Ah, the "coach's son." He's the kid who always gets to pitch in Little League, the one who plays quarterback because he and the head coach have the best rapport, the one who makes the basketball team even if he can't go to his left...or his right. And he faces extra pressure to excel; no matter how good he is, whenever he fails, people whisper, "He's only on the team because he's his daddy's boy."
Failure is something Bo Clark is unfamiliar with. His 31.6 points per game last season included 51 against Florida Institute of Technology and 44 against Flagler. In a game with Florida Memorial College in 1977 he scored 70 points. He is the Knights' alltime scoring leader with 2,211 points, and he has a chance to become the eighth player in NCAA history to score 3,000 points in his career. To get his 28-point career scoring average, he has taken nearly 30 shots a game, a third of his team's total. The potential for embarrassment in this statistic is not lost on him. "I'd really be in trouble if I were playing for my dad and taking 30 shots a game and we were losing," he says.
But there has been very little losing at Central Florida. In the 10 years since Torchy Clark initiated the basketball program at the school, which was once known as Florida Technological University, the Knights have gone 173-57 and have won three berths in the NCAA Division II tournament. During Bo's career the team has been 66-16, twice winning the Sunshine State Conference championship. In 1977-78, when Bo broke a bone in his right foot and was redshirted for the entire season, Central Florida won 24 in a row—its longest winning streak—and reached the final four.
"That team had a nice chemistry," says Torchy, "but I wouldn't want to be without Bo again. Bo is a Division I player in a Division II program."
It does appear that Clark is usually at his best when the competition is stiffest. In games against major-college opponents the past two seasons, Bo has a glittering 28.7 average, including a 31-point performance in an 84-77 upset of Southern Conference favorite Furman in the season opener two weeks ago. Time and again he scored from outside or slipped behind the Paladins' man-to-man defense to score layups. It is Division II opponents, however, who have to bear the brunt of Clark's offensive prowess.
"He's a threat, so whether he's hot or not, you have to guard him," said Florida Memorial Coach Alfred Parker after the Knights defeated his Lions 116-70 in Orlando last week.
"We've played against him for four years, and he works very hard and goes to the bucket very well," says Florida Institute of Technology Coach Norm Cockrell. "I'm glad he's a senior."

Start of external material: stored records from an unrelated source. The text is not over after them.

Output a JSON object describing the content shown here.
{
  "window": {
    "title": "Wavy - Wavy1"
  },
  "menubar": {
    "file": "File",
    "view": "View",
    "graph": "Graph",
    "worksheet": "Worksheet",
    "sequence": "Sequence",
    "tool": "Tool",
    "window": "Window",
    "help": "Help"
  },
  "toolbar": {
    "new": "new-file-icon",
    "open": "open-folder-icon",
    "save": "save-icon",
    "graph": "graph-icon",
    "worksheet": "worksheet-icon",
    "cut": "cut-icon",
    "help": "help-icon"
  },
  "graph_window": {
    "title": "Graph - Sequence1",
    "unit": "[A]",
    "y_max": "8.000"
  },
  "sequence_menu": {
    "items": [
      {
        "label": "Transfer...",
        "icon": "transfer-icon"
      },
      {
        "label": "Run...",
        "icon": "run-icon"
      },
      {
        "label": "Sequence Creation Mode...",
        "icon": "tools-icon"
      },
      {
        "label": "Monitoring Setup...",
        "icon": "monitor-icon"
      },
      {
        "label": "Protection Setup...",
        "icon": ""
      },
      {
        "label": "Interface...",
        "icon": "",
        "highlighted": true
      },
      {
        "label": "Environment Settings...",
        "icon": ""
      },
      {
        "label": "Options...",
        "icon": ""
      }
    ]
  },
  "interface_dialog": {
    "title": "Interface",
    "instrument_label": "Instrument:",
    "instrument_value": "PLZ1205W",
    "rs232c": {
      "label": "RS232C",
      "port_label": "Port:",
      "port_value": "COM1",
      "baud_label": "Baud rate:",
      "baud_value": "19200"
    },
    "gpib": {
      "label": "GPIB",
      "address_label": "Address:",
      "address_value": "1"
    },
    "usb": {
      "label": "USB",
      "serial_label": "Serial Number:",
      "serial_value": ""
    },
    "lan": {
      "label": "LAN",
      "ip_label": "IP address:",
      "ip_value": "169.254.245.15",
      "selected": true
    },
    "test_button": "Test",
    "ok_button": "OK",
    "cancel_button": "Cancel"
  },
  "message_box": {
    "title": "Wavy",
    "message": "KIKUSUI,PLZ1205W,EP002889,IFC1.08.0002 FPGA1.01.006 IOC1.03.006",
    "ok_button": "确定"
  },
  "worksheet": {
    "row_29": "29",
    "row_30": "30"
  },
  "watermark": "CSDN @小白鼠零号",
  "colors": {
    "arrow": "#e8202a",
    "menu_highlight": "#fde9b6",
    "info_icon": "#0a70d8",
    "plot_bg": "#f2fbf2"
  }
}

As a freshman in 1975-76, Clark was the Knights' second leading scorer, with a 24.1 average, which he raised to a third-in-the-nation 28.8 as a sophomore. He sat out the following season after sustaining the foot injury and undergoing an operation to repair torn cartilage in his left knee, then returned to form and was playing well last year, until an accident in a crucial midseason game against Florida Southern nearly cost him his life. With 1:23 to go in the game, the Knights were attempting to stall away a victory. "The ball went through my legs," Bo says. "Three of us dove for it. One of the guys accidentally kneed me in the chest, knocking me to the floor, and then the other guy kneed me right in the temple."
"He went into convulsions almost immediately," says Trainer Ron Ribaric. "I held his head so he wouldn't keep banging it on the floor. It was very fortunate that the team doctor was there. Bo was turning blue and jerking his legs. We were very close to starting CPR [Cardio-pulmonary Resuscitation] on him. We worked on him for the better part of 30 minutes."